__What the task requires__. Retrieve each line that contains the word "door" from the entries below.

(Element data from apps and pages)

%%

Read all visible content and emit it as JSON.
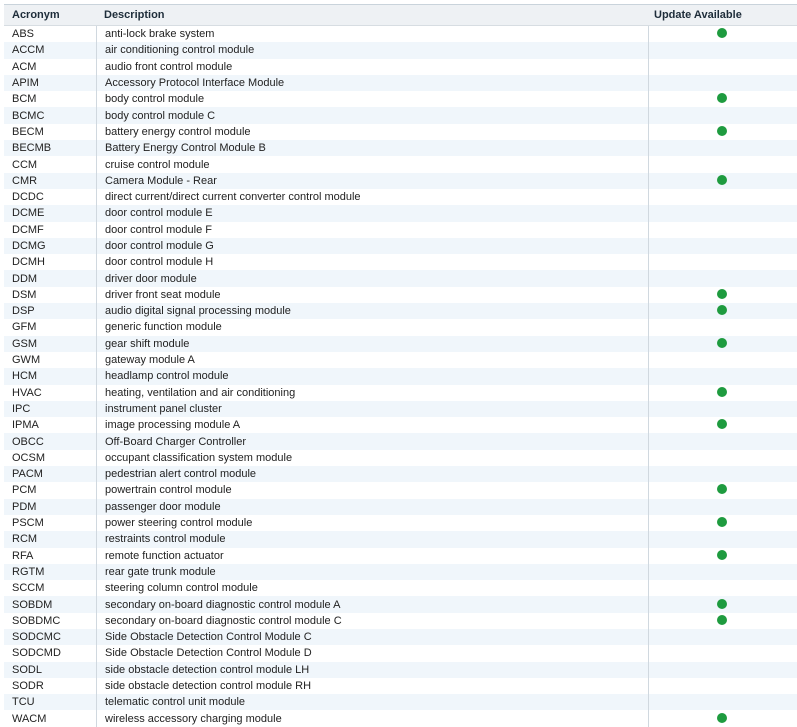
{
  "table": {
    "headers": {
      "acronym": "Acronym",
      "description": "Description",
      "update": "Update Available"
    },
    "status_color": "#1e9b3f",
    "rows": [
      {
        "acronym": "ABS",
        "description": "anti-lock brake system",
        "update": true
      },
      {
        "acronym": "ACCM",
        "description": "air conditioning control module",
        "update": false
      },
      {
        "acronym": "ACM",
        "description": "audio front control module",
        "update": false
      },
      {
        "acronym": "APIM",
        "description": "Accessory Protocol Interface Module",
        "update": false
      },
      {
        "acronym": "BCM",
        "description": "body control module",
        "update": true
      },
      {
        "acronym": "BCMC",
        "description": "body control module C",
        "update": false
      },
      {
        "acronym": "BECM",
        "description": "battery energy control module",
        "update": true
      },
      {
        "acronym": "BECMB",
        "description": "Battery Energy Control Module B",
        "update": false
      },
      {
        "acronym": "CCM",
        "description": "cruise control module",
        "update": false
      },
      {
        "acronym": "CMR",
        "description": "Camera Module - Rear",
        "update": true
      },
      {
        "acronym": "DCDC",
        "description": "direct current/direct current converter control module",
        "update": false
      },
      {
        "acronym": "DCME",
        "description": "door control module E",
        "update": false
      },
      {
        "acronym": "DCMF",
        "description": "door control module F",
        "update": false
      },
      {
        "acronym": "DCMG",
        "description": "door control module G",
        "update": false
      },
      {
        "acronym": "DCMH",
        "description": "door control module H",
        "update": false
      },
      {
        "acronym": "DDM",
        "description": "driver door module",
        "update": false
      },
      {
        "acronym": "DSM",
        "description": "driver front seat module",
        "update": true
      },
      {
        "acronym": "DSP",
        "description": "audio digital signal processing module",
        "update": true
      },
      {
        "acronym": "GFM",
        "description": "generic function module",
        "update": false
      },
      {
        "acronym": "GSM",
        "description": "gear shift module",
        "update": true
      },
      {
        "acronym": "GWM",
        "description": "gateway module A",
        "update": false
      },
      {
        "acronym": "HCM",
        "description": "headlamp control module",
        "update": false
      },
      {
        "acronym": "HVAC",
        "description": "heating, ventilation and air conditioning",
        "update": true
      },
      {
        "acronym": "IPC",
        "description": "instrument panel cluster",
        "update": false
      },
      {
        "acronym": "IPMA",
        "description": "image processing module A",
        "update": true
      },
      {
        "acronym": "OBCC",
        "description": "Off-Board Charger Controller",
        "update": false
      },
      {
        "acronym": "OCSM",
        "description": "occupant classification system module",
        "update": false
      },
      {
        "acronym": "PACM",
        "description": "pedestrian alert control module",
        "update": false
      },
      {
        "acronym": "PCM",
        "description": "powertrain control module",
        "update": true
      },
      {
        "acronym": "PDM",
        "description": "passenger door module",
        "update": false
      },
      {
        "acronym": "PSCM",
        "description": "power steering control module",
        "update": true
      },
      {
        "acronym": "RCM",
        "description": "restraints control module",
        "update": false
      },
      {
        "acronym": "RFA",
        "description": "remote function actuator",
        "update": true
      },
      {
        "acronym": "RGTM",
        "description": "rear gate trunk module",
        "update": false
      },
      {
        "acronym": "SCCM",
        "description": "steering column control module",
        "update": false
      },
      {
        "acronym": "SOBDM",
        "description": "secondary on-board diagnostic control module A",
        "update": true
      },
      {
        "acronym": "SOBDMC",
        "description": "secondary on-board diagnostic control module C",
        "update": true
      },
      {
        "acronym": "SODCMC",
        "description": "Side Obstacle Detection Control Module C",
        "update": false
      },
      {
        "acronym": "SODCMD",
        "description": "Side Obstacle Detection Control Module D",
        "update": false
      },
      {
        "acronym": "SODL",
        "description": "side obstacle detection control module LH",
        "update": false
      },
      {
        "acronym": "SODR",
        "description": "side obstacle detection control module RH",
        "update": false
      },
      {
        "acronym": "TCU",
        "description": "telematic control unit module",
        "update": false
      },
      {
        "acronym": "WACM",
        "description": "wireless accessory charging module",
        "update": true
      }
    ]
  }
}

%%

__Answer area__.
        "description": "door control module E",
        "description": "door control module F",
        "description": "door control module G",
        "description": "door control module H",
        "description": "driver door module",
        "description": "passenger door module",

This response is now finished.